Silcare Breathe Cushion Liner Clinical Evidence Reference

Clinical Outcomes using Sweat Management liners

  • Improvements in residual limb health problems and wound healing1,2
  • Fewer residual skin issues2
  • Reduction in pain in residual and phantom limb2
  • Improved heat dissipation compared to other temperature regulation solutions3
  • Removes sweat from skin interface1,2,4
  • Perforations do not damage the skin4
  • Patients reported a preference for their perforated liners1,4
  • Reduces the need to remove prosthesis throughout the day to dry residual limb4

There are two published literature reviews that discuss different aspects of lower limb prosthetic liner technology5,6.

  • The main purpose of prosthetic liners is to cushion the transfer of loads from the prosthetic socket to the residual limb5.
  • Based on load-displacement data from the compressive stiffness tests, silicone was one of three materials that were recommended for situations where it is desirable for the liner to maintain thickness and volume since these materials had the least non-recovered strain5,7.
  • Under cyclic compressive loading, silicone was one of two materials that had the greatest cycles to failure under compressive loading, while the Pedilin and polyurethane samples lasted orders of magnitude less5,8.
  • Prosthetic liners and sockets are highly resistive to heat conduction and could be a major contributor to elevated skin temperatures5,9.
  • There are reduced residual limb pressures with the silicone liner compared to other conditions (no liner; soft inserts) suggesting that silicone has an ability to distribute pressure evenly to the residual limb4,10.
  • In terms of patient outcomes, there was no clear preference between silicone and Pelite liners5,11.


1. McGrath M, McCarthy J, Gallego A, et al. The influence of perforated prosthetic liners on residual limb wound healing: a case report. Can Prosthet Orthot J 2019; 2(1)
2. Davies KC, McGrath M, Stenson A, Savage Z, Moser D, Zahedi S. Using perforated liners to combat the detrimental effects of excessive sweating in lower limb prosthesis users. Can Prosthet Orthot J. 2020;3(2).
3. Williams RJ, Washington ED, Miodownik M, et al. The effect of liner design and materials selection on prosthesis interface heat dissipation. Prosthet Orthot Int 2018; 42: 275–279.
4. Caldwell R, Fatone S. Technique for perforating a prosthetic liner to expel sweat. JPO J Prosthet Orthot 2017; 29: 145–147.
5. Klute GK, Glaister BC, Berge JS. Prosthetic liners for lower limb amputees: a review of the literature.
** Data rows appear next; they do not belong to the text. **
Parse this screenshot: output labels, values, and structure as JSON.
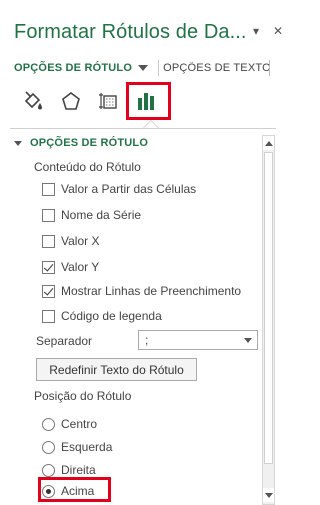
{
  "title": "Formatar Rótulos de Da...",
  "title_tools": {
    "dropdown_glyph": "▾",
    "close_glyph": "✕"
  },
  "tabs": {
    "active": "OPÇÕES DE RÓTULO",
    "other": "OPÇÕES DE TEXTO"
  },
  "icon_tabs": [
    "fill-line-icon",
    "effects-icon",
    "size-properties-icon",
    "label-options-icon"
  ],
  "accent_color": "#217346",
  "highlight_color": "#e3001b",
  "section": {
    "title": "OPÇÕES DE RÓTULO"
  },
  "content": {
    "heading": "Conteúdo do Rótulo",
    "options": [
      {
        "label": "Valor a Partir das Células",
        "checked": false
      },
      {
        "label": "Nome da Série",
        "checked": false
      },
      {
        "label": "Valor X",
        "checked": false
      },
      {
        "label": "Valor Y",
        "checked": true
      },
      {
        "label": "Mostrar Linhas de Preenchimento",
        "checked": true
      },
      {
        "label": "Código de legenda",
        "checked": false
      }
    ]
  },
  "separator": {
    "label": "Separador",
    "value": ";"
  },
  "reset_button": "Redefinir Texto do Rótulo",
  "position": {
    "heading": "Posição do Rótulo",
    "options": [
      {
        "label": "Centro",
        "selected": false
      },
      {
        "label": "Esquerda",
        "selected": false
      },
      {
        "label": "Direita",
        "selected": false
      },
      {
        "label": "Acima",
        "selected": true
      }
    ]
  }
}
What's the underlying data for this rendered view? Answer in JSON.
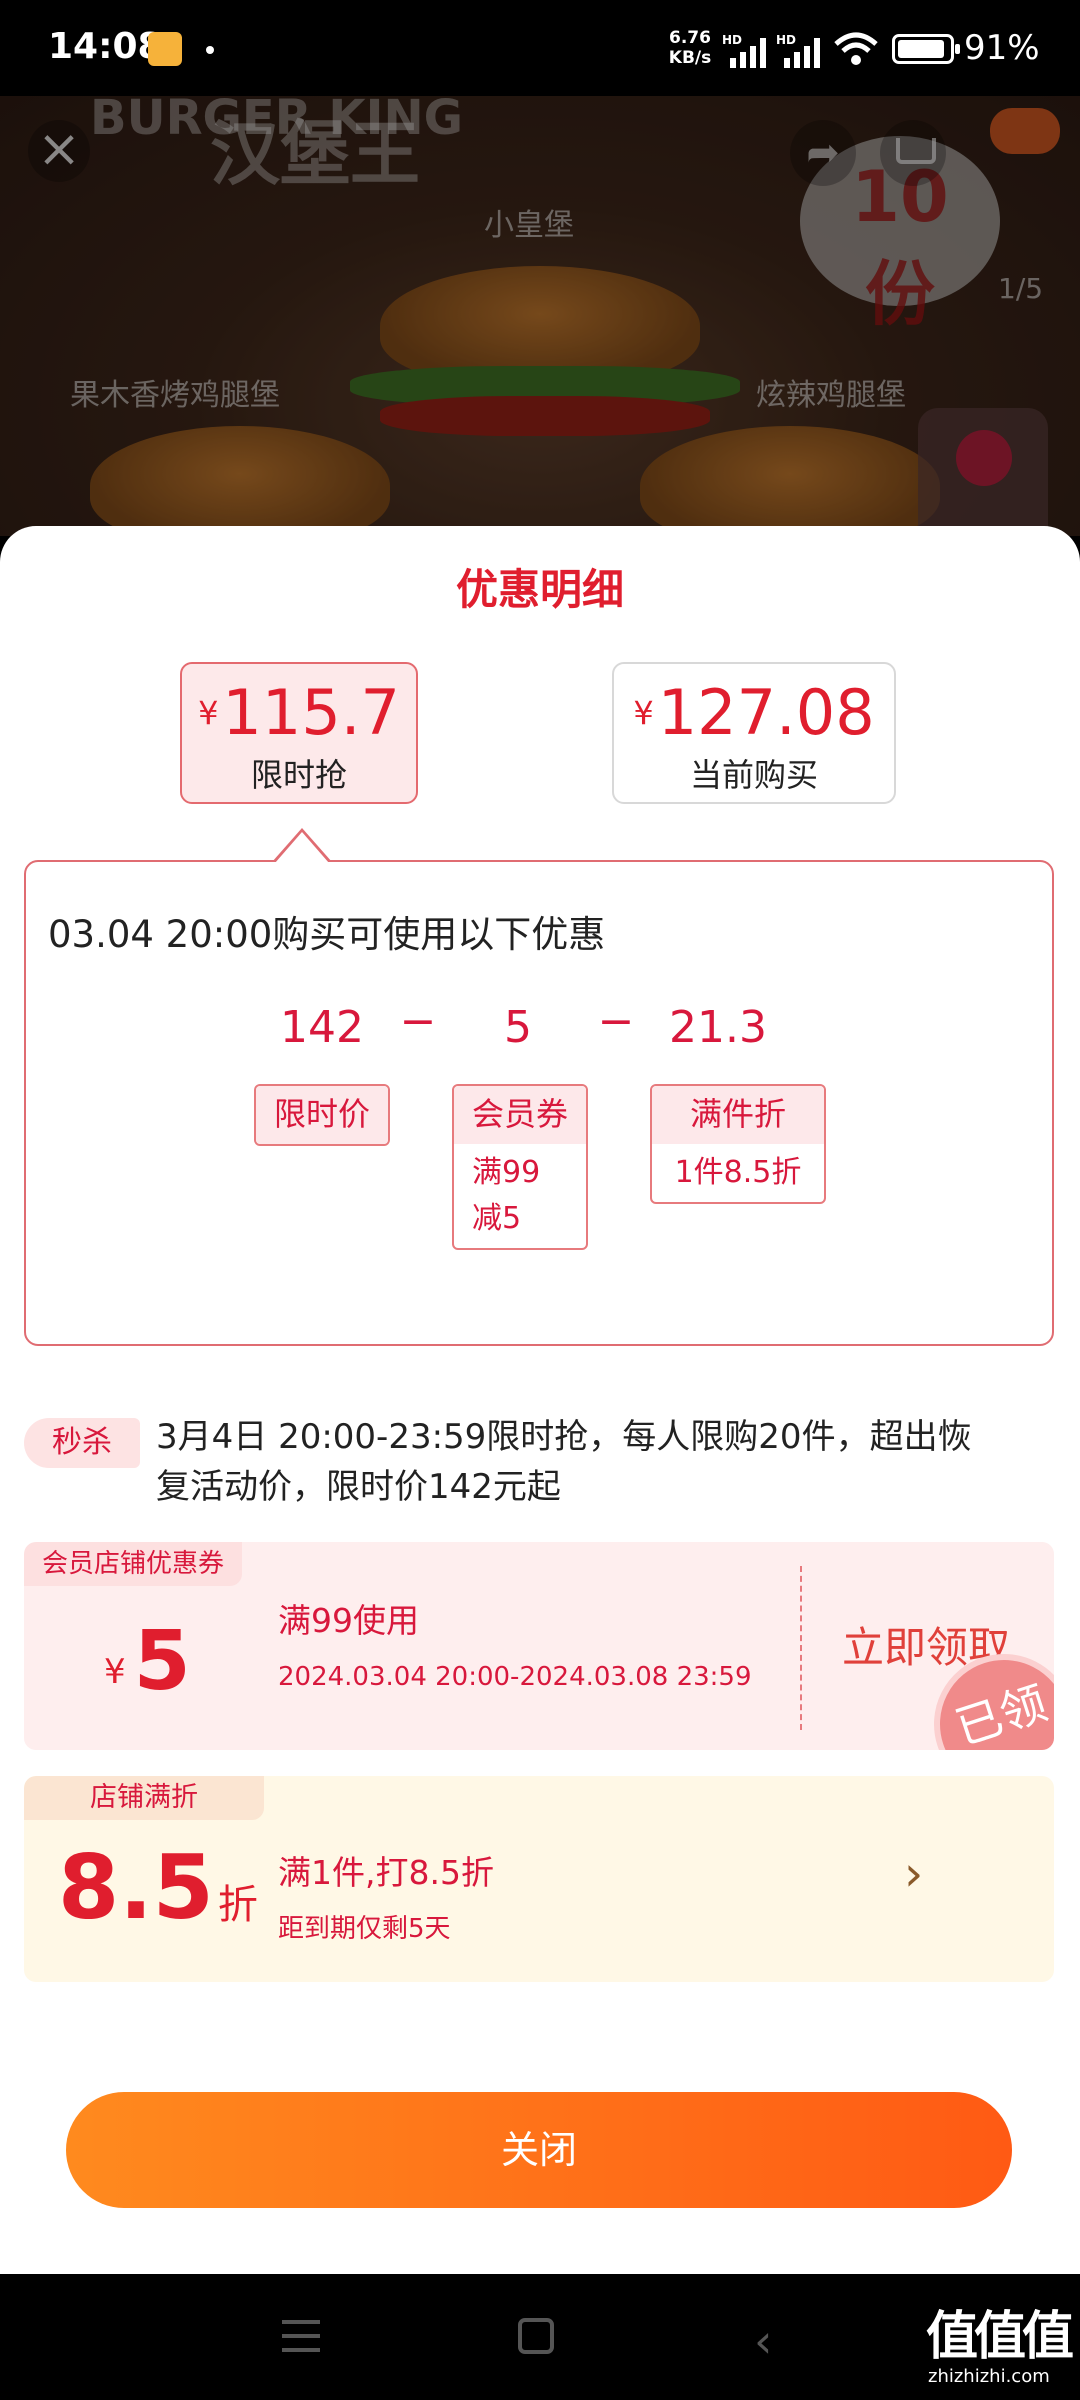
{
  "status_bar": {
    "time": "14:08",
    "net_speed_top": "6.76",
    "net_speed_bottom": "KB/s",
    "battery": "91%"
  },
  "hero": {
    "brand_en": "BURGER KING",
    "brand_cn": "汉堡王",
    "label_center": "小皇堡",
    "label_left": "果木香烤鸡腿堡",
    "label_right": "炫辣鸡腿堡",
    "splash_text": "10份",
    "page_indicator": "1/5",
    "close_icon": "close-icon",
    "share_icon": "share-icon",
    "cart_icon": "cart-icon"
  },
  "sheet": {
    "title": "优惠明细",
    "prices": [
      {
        "currency": "¥",
        "amount": "115.7",
        "label": "限时抢"
      },
      {
        "currency": "¥",
        "amount": "127.08",
        "label": "当前购买"
      }
    ],
    "detail": {
      "heading": "03.04 20:00购买可使用以下优惠",
      "calc": {
        "values": [
          "142",
          "5",
          "21.3"
        ],
        "operators": [
          "−",
          "−"
        ]
      },
      "tags": [
        {
          "label": "限时价",
          "body": ""
        },
        {
          "label": "会员券",
          "body_line1": "满99",
          "body_line2": "减5"
        },
        {
          "label": "满件折",
          "body": "1件8.5折"
        }
      ]
    },
    "seckill": {
      "badge": "秒杀",
      "text": "3月4日 20:00-23:59限时抢，每人限购20件，超出恢复活动价，限时价142元起"
    },
    "coupon": {
      "tag": "会员店铺优惠券",
      "currency": "¥",
      "amount": "5",
      "condition": "满99使用",
      "period": "2024.03.04 20:00-2024.03.08 23:59",
      "claim": "立即领取",
      "stamp": "已领"
    },
    "discount": {
      "tag": "店铺满折",
      "value": "8.5",
      "unit": "折",
      "condition": "满1件,打8.5折",
      "expiry": "距到期仅剩5天"
    },
    "close_button": "关闭"
  },
  "watermark": {
    "main": "值值值",
    "sub": "zhizhizhi.com"
  },
  "colors": {
    "accent_red": "#e01e2e",
    "button_orange": "#ff6a18",
    "coupon_bg": "#feeeee",
    "discount_bg": "#fff8e6"
  }
}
Prosthet Orthot Int 2010; 34: 146–153.
6. Richardson A, Dillon MP. User experience of transtibial prosthetic liners: a systematic review. Prosthet Orthot Int 2017; 41: 6–18.
7. Sanders JE, Greve JM, Mitchell SB, et al. Material properties of commonly-used interface materials and their static coefficients of friction with skin and socks. J Rehabil Res Dev 1998; 35: 161–176.
8. Emrich R, Slater K. Comparative analysis of below-knee prosthetic socket liner materials. J Med Eng Technol 1998; 22: 94–98.
9. Klute GK, Rowe GI, Mamishev AV, et al. The thermal conductivity of prosthetic sockets and liners. Prosthet Orthot Int 2007; 31: 292–299.
10. Sonck WA, Cockrell JL, Koepke GH. Effect of liner materials on interface pressures in below-knee prostheses. Arch Phys Med Rehabil 1970; 51: 666.
11. Lee WC, Zhang M, Mak AF. Regional differences in pain threshold and tolerance of the transtibial residual limb: including the effects of age and interface material. Arch Phys Med Rehabil 2005; 86: 641–649.
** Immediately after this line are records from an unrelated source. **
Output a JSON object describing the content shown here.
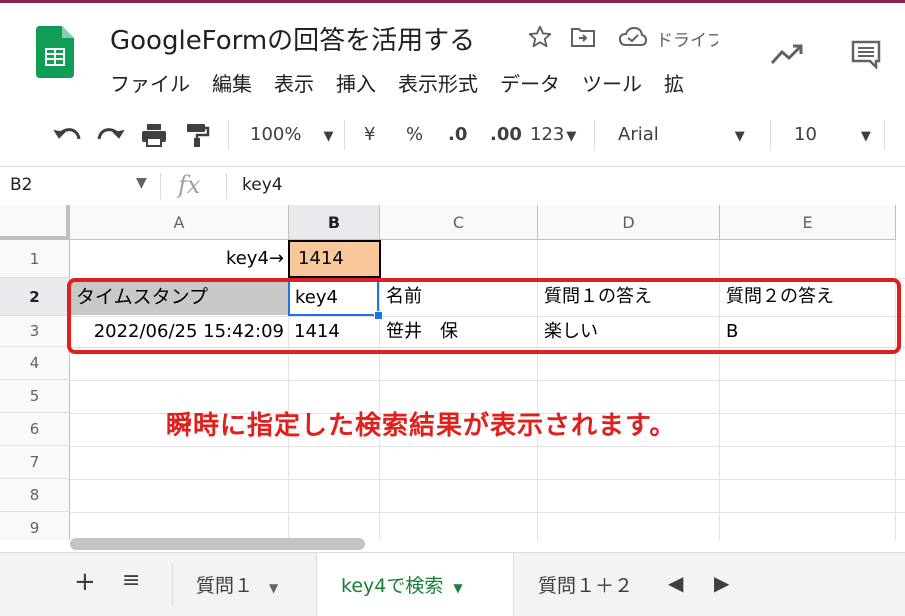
{
  "app": {
    "title": "GoogleFormの回答を活用する",
    "drive_label": "ドライブ",
    "menu": [
      "ファイル",
      "編集",
      "表示",
      "挿入",
      "表示形式",
      "データ",
      "ツール",
      "拡"
    ]
  },
  "toolbar": {
    "zoom": "100%",
    "currency": "¥",
    "percent": "%",
    "decimal_decrease": ".0",
    "decimal_increase": ".00",
    "number_format": "123",
    "font": "Arial",
    "font_size": "10"
  },
  "formula_bar": {
    "cell_ref": "B2",
    "fx": "fx",
    "value": "key4"
  },
  "columns": [
    "A",
    "B",
    "C",
    "D",
    "E"
  ],
  "rows": [
    "1",
    "2",
    "3",
    "4",
    "5",
    "6",
    "7",
    "8",
    "9"
  ],
  "cells": {
    "A1": "key4→",
    "B1": "1414",
    "A2": "タイムスタンプ",
    "B2": "key4",
    "C2": "名前",
    "D2": "質問１の答え",
    "E2": "質問２の答え",
    "A3": "2022/06/25 15:42:09",
    "B3": "1414",
    "C3": "笹井　保",
    "D3": "楽しい",
    "E3": "B"
  },
  "annotation": "瞬時に指定した検索結果が表示されます。",
  "sheet_tabs": [
    {
      "label": "質問１",
      "active": false
    },
    {
      "label": "key4で検索",
      "active": true
    },
    {
      "label": "質問１＋２",
      "active": false
    }
  ],
  "colors": {
    "accent_green": "#188038",
    "highlight_orange": "#f9c89a",
    "selection_blue": "#1a73e8",
    "annotation_red": "#e0201c",
    "header_gray": "#c8c8c8"
  }
}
See all the Clinical Evidence for every Blatchford product in our Clinical Evidence Finder Tool.

Silcare Breathe Cushion Liner Technical Data

Amputation Level:


Activity Level:


Sizes Available:

22, 23.5, 25, 26.5, 28, 30, 32, 34, 36, 40



  Trans-tibial Cushion/Locking Parallel Size Light Tone

Note: 23.5 = 23 and 26.5 = 26